= WORK REQUIRED =
Only the text of the records belongs in the answer, copied exactly and without pictures.
::::
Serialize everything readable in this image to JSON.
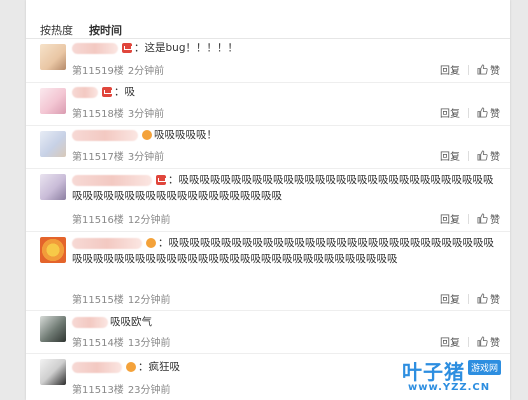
{
  "sort": {
    "hot": "按热度",
    "time": "按时间"
  },
  "actions": {
    "reply": "回复",
    "like": "赞"
  },
  "comments": [
    {
      "text": "：这是bug！！！！！",
      "floor": "第11519楼",
      "time": "2分钟前"
    },
    {
      "text": "：吸",
      "floor": "第11518楼",
      "time": "3分钟前"
    },
    {
      "text": "吸吸吸吸吸！",
      "floor": "第11517楼",
      "time": "3分钟前"
    },
    {
      "text": "：吸吸吸吸吸吸吸吸吸吸吸吸吸吸吸吸吸吸吸吸吸吸吸吸吸吸吸吸吸吸吸吸吸吸吸吸吸吸吸吸吸吸吸吸吸吸吸吸吸吸",
      "floor": "第11516楼",
      "time": "12分钟前"
    },
    {
      "text": "：吸吸吸吸吸吸吸吸吸吸吸吸吸吸吸吸吸吸吸吸吸吸吸吸吸吸吸吸吸吸吸吸吸吸吸吸吸吸吸吸吸吸吸吸吸吸吸吸吸吸吸吸吸吸吸吸吸吸吸吸吸吸",
      "floor": "第11515楼",
      "time": "12分钟前"
    },
    {
      "text": "吸吸欧气",
      "floor": "第11514楼",
      "time": "13分钟前"
    },
    {
      "text": "：疯狂吸",
      "floor": "第11513楼",
      "time": "23分钟前"
    }
  ],
  "watermark": {
    "name": "叶子猪",
    "tag": "游戏网",
    "url": "www.YZZ.CN"
  },
  "colors": {
    "link": "#2d8ee0",
    "badge_red": "#e0463c",
    "badge_gold": "#f4a23a"
  }
}
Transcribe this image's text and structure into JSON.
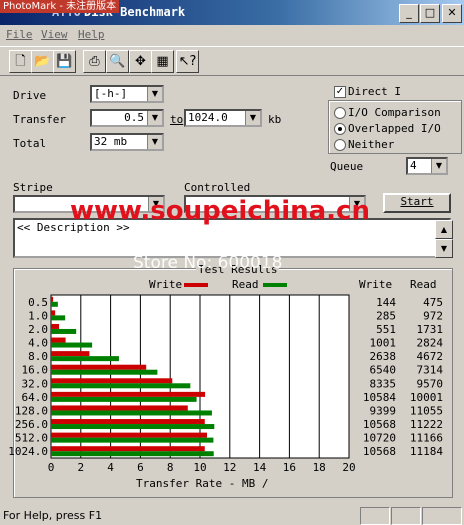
{
  "photomark": "PhotoMark - 未注册版本",
  "window": {
    "title_fragment": "Disk Benchmark",
    "title_prefix": "ATTO"
  },
  "menu": {
    "items": [
      "File",
      "View",
      "Help"
    ]
  },
  "controls": {
    "drive_label": "Drive",
    "drive_value": "[-h-]",
    "transfer_label": "Transfer",
    "transfer_from": "0.5",
    "transfer_to_word": "to",
    "transfer_to": "1024.0",
    "transfer_unit": "kb",
    "total_label": "Total",
    "total_value": "32 mb",
    "direct_io_label": "Direct I",
    "radio_io_comparison": "I/O Comparison",
    "radio_overlapped": "Overlapped I/O",
    "radio_neither": "Neither",
    "queue_label": "Queue",
    "queue_value": "4",
    "stripe_label": "Stripe",
    "controlled_label": "Controlled",
    "start_label": "Start",
    "description_label": "<< Description >>"
  },
  "watermarks": {
    "url": "www.soupeichina.cn",
    "store": "Store No: 600018"
  },
  "chart_data": {
    "type": "bar",
    "title": "Test Results",
    "xlabel": "Transfer Rate - MB /",
    "xlim": [
      0,
      20
    ],
    "xticks": [
      "0",
      "2",
      "4",
      "6",
      "8",
      "10",
      "12",
      "14",
      "16",
      "18",
      "20"
    ],
    "categories": [
      "0.5",
      "1.0",
      "2.0",
      "4.0",
      "8.0",
      "16.0",
      "32.0",
      "64.0",
      "128.0",
      "256.0",
      "512.0",
      "1024.0"
    ],
    "series": [
      {
        "name": "Write",
        "color": "#cc0000",
        "values": [
          0.14,
          0.28,
          0.54,
          0.98,
          2.58,
          6.39,
          8.14,
          10.34,
          9.18,
          10.32,
          10.47,
          10.32
        ]
      },
      {
        "name": "Read",
        "color": "#008000",
        "values": [
          0.46,
          0.95,
          1.69,
          2.76,
          4.56,
          7.14,
          9.35,
          9.77,
          10.8,
          10.96,
          10.9,
          10.92
        ]
      }
    ],
    "table_headers": [
      "Write",
      "Read"
    ],
    "write_values": [
      "144",
      "285",
      "551",
      "1001",
      "2638",
      "6540",
      "8335",
      "10584",
      "9399",
      "10568",
      "10720",
      "10568"
    ],
    "read_values": [
      "475",
      "972",
      "1731",
      "2824",
      "4672",
      "7314",
      "9570",
      "10001",
      "11055",
      "11222",
      "11166",
      "11184"
    ],
    "grid": true,
    "legend": "top"
  },
  "status": {
    "help_text": "For Help, press F1"
  }
}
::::
= TASK OUTPUT =
Serialize everything readable in this image to JSON.
{
  "sort": {
    "hot": "按热度",
    "time": "按时间"
  },
  "actions": {
    "reply": "回复",
    "like": "赞"
  },
  "comments": [
    {
      "text": "：这是bug！！！！！",
      "floor": "第11519楼",
      "time": "2分钟前"
    },
    {
      "text": "：吸",
      "floor": "第11518楼",
      "time": "3分钟前"
    },
    {
      "text": "吸吸吸吸吸！",
      "floor": "第11517楼",
      "time": "3分钟前"
    },
    {
      "text": "：吸吸吸吸吸吸吸吸吸吸吸吸吸吸吸吸吸吸吸吸吸吸吸吸吸吸吸吸吸吸吸吸吸吸吸吸吸吸吸吸吸吸吸吸吸吸吸吸吸吸",
      "floor": "第11516楼",
      "time": "12分钟前"
    },
    {
      "text": "：吸吸吸吸吸吸吸吸吸吸吸吸吸吸吸吸吸吸吸吸吸吸吸吸吸吸吸吸吸吸吸吸吸吸吸吸吸吸吸吸吸吸吸吸吸吸吸吸吸吸吸吸吸吸吸吸吸吸吸吸吸吸",
      "floor": "第11515楼",
      "time": "12分钟前"
    },
    {
      "text": "吸吸欧气",
      "floor": "第11514楼",
      "time": "13分钟前"
    },
    {
      "text": "：疯狂吸",
      "floor": "第11513楼",
      "time": "23分钟前"
    }
  ],
  "watermark": {
    "name": "叶子猪",
    "tag": "游戏网",
    "url": "www.YZZ.CN"
  },
  "colors": {
    "link": "#2d8ee0",
    "badge_red": "#e0463c",
    "badge_gold": "#f4a23a"
  }
}
Transcribe this image's text and structure into JSON.
{
  "photomark": "PhotoMark - 未注册版本",
  "window": {
    "title_fragment": "Disk Benchmark",
    "title_prefix": "ATTO"
  },
  "menu": {
    "items": [
      "File",
      "View",
      "Help"
    ]
  },
  "controls": {
    "drive_label": "Drive",
    "drive_value": "[-h-]",
    "transfer_label": "Transfer",
    "transfer_from": "0.5",
    "transfer_to_word": "to",
    "transfer_to": "1024.0",
    "transfer_unit": "kb",
    "total_label": "Total",
    "total_value": "32 mb",
    "direct_io_label": "Direct I",
    "radio_io_comparison": "I/O Comparison",
    "radio_overlapped": "Overlapped I/O",
    "radio_neither": "Neither",
    "queue_label": "Queue",
    "queue_value": "4",
    "stripe_label": "Stripe",
    "controlled_label": "Controlled",
    "start_label": "Start",
    "description_label": "<< Description >>"
  },
  "watermarks": {
    "url": "www.soupeichina.cn",
    "store": "Store No: 600018"
  },
  "chart_data": {
    "type": "bar",
    "title": "Test Results",
    "xlabel": "Transfer Rate - MB /",
    "xlim": [
      0,
      20
    ],
    "xticks": [
      "0",
      "2",
      "4",
      "6",
      "8",
      "10",
      "12",
      "14",
      "16",
      "18",
      "20"
    ],
    "categories": [
      "0.5",
      "1.0",
      "2.0",
      "4.0",
      "8.0",
      "16.0",
      "32.0",
      "64.0",
      "128.0",
      "256.0",
      "512.0",
      "1024.0"
    ],
    "series": [
      {
        "name": "Write",
        "color": "#cc0000",
        "values": [
          0.14,
          0.28,
          0.54,
          0.98,
          2.58,
          6.39,
          8.14,
          10.34,
          9.18,
          10.32,
          10.47,
          10.32
        ]
      },
      {
        "name": "Read",
        "color": "#008000",
        "values": [
          0.46,
          0.95,
          1.69,
          2.76,
          4.56,
          7.14,
          9.35,
          9.77,
          10.8,
          10.96,
          10.9,
          10.92
        ]
      }
    ],
    "table_headers": [
      "Write",
      "Read"
    ],
    "write_values": [
      "144",
      "285",
      "551",
      "1001",
      "2638",
      "6540",
      "8335",
      "10584",
      "9399",
      "10568",
      "10720",
      "10568"
    ],
    "read_values": [
      "475",
      "972",
      "1731",
      "2824",
      "4672",
      "7314",
      "9570",
      "10001",
      "11055",
      "11222",
      "11166",
      "11184"
    ],
    "grid": true,
    "legend": "top"
  },
  "status": {
    "help_text": "For Help, press F1"
  }
}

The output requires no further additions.